Sufficient for Any Season - II (cont'd)

The Wounded Look

In my analysis of other people, which I have been doing for a lifetime, more so than analysis of myself, I realized early on that sincerity coupled with wholesomeness has great appeal. There is no denying that. And so I returned to an examination of other facets of righteous, forever smiling, beautiful people like those depicted in my Sunday School paper.

And what I came to realize is that Godly people, (and perhaps even the un-Godly), if they are sincere in their role of a beautiful person, must, as part of that dedication to being a ‘beautiful person’, be compassionate to the nth degree. That is a necessary requirement for the ‘beautiful person’ commitment.

So in my struggle for popularity, acceptance, and joy in life, why not forget about the foolishness of smiling and instead simply reveal my need for compassion. Life is too worrisome to smile all the time, so why not put on a glum, serious face, and in doing so, buy into the compassion of the beautiful smiling people?

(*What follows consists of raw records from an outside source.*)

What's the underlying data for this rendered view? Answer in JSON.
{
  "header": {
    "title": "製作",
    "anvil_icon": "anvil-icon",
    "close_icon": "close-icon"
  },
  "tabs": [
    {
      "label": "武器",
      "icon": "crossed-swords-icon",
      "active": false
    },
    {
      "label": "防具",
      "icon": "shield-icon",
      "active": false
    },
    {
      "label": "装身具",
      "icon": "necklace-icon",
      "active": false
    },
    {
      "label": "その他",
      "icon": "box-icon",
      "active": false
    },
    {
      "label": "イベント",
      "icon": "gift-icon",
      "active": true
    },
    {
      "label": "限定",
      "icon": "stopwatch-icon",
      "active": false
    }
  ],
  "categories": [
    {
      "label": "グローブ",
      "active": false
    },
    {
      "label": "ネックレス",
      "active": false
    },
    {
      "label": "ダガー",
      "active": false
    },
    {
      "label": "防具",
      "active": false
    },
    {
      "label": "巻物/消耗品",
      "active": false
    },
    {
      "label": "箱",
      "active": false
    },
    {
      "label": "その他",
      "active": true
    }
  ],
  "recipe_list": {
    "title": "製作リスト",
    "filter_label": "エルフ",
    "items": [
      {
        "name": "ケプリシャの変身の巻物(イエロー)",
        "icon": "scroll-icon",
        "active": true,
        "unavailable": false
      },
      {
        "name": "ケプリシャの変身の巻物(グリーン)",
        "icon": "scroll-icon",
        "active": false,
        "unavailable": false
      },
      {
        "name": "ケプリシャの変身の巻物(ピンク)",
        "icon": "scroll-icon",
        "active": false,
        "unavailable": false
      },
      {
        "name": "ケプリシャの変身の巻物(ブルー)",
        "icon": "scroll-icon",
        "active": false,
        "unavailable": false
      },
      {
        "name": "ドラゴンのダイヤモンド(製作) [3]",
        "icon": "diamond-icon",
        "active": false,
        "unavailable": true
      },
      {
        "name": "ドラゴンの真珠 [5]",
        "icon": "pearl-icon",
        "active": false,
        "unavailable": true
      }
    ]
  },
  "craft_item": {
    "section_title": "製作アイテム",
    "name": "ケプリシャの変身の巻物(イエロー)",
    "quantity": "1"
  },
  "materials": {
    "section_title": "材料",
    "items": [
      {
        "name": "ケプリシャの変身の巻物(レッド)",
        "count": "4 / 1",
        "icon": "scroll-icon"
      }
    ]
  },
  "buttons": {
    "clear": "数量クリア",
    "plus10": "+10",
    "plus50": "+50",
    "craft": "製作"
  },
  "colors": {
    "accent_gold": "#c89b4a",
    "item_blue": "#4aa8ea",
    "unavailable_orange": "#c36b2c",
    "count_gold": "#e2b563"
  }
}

After all, my Father is a beautiful person, and he is compassionate when I am sad. My Mother is a beautiful person and she is compassionate when I am sad. Even my siblings, though not exactly beautiful people, become compassionate when I, for a certainty, am sad.

The bottom line is if one must smile with insincerity or foolishly, for the sake of a smile exchange, wouldn’t it be better to adopt a wounded look that invites doting compassion. And then smile with true delight while bathed in the compassion of others? Somehow, that seemed like a loftier perch than the equanimity of foolish and rather meaningless smile exchanges.

Seeking compassion, and receiving it, it seemed to me, could create a situation touching for all, and for me, only me, a dramatic saturation of joy in all my emotional hot spots.

And so, with that realization, I took on this wounded countenance. This glum look. This unsmiling look. This look that begged for compassion. And soon it became a way of life.

NEXT POST: Wounded Enough to Smile


Alan G said...

Intriguing to say the least….

I find myself continually reading a paragraph or so and then glancing at the artistic rendering of you on your blog searching out just the hint of a smile. Then I will re-read part of one or the other of your posts and glance yet again. I think it’s there but I’m not sure so I will just keep on reading until I know the answer.

Roberta S said...

Thank you for reading along, Alan. You make me chuckle privately where no one will see my foolish smile. I chuckle because I'm no actress, but maybe I have the Mona Lisa's smile down pat. Could it be?

(Actually the artist asked me to shut my mouth - guess he didn't want the tedious task of sketching all my teeth).

Pauline said...

ha! I did the very same thing along about age 13 and kept at it until I realized everyone was thoroughly tired of trying to cheer me up and so they left me alone. I had to learn to smile and be happy all over again. I was spurred by the fact that a fellow I had a crush on preferred my friend to me because she was "always happy."

Roberta S said...

Pauline, you know too much of this story. But nevertheless I appreciate you following along, and I appreciate your conversations as well.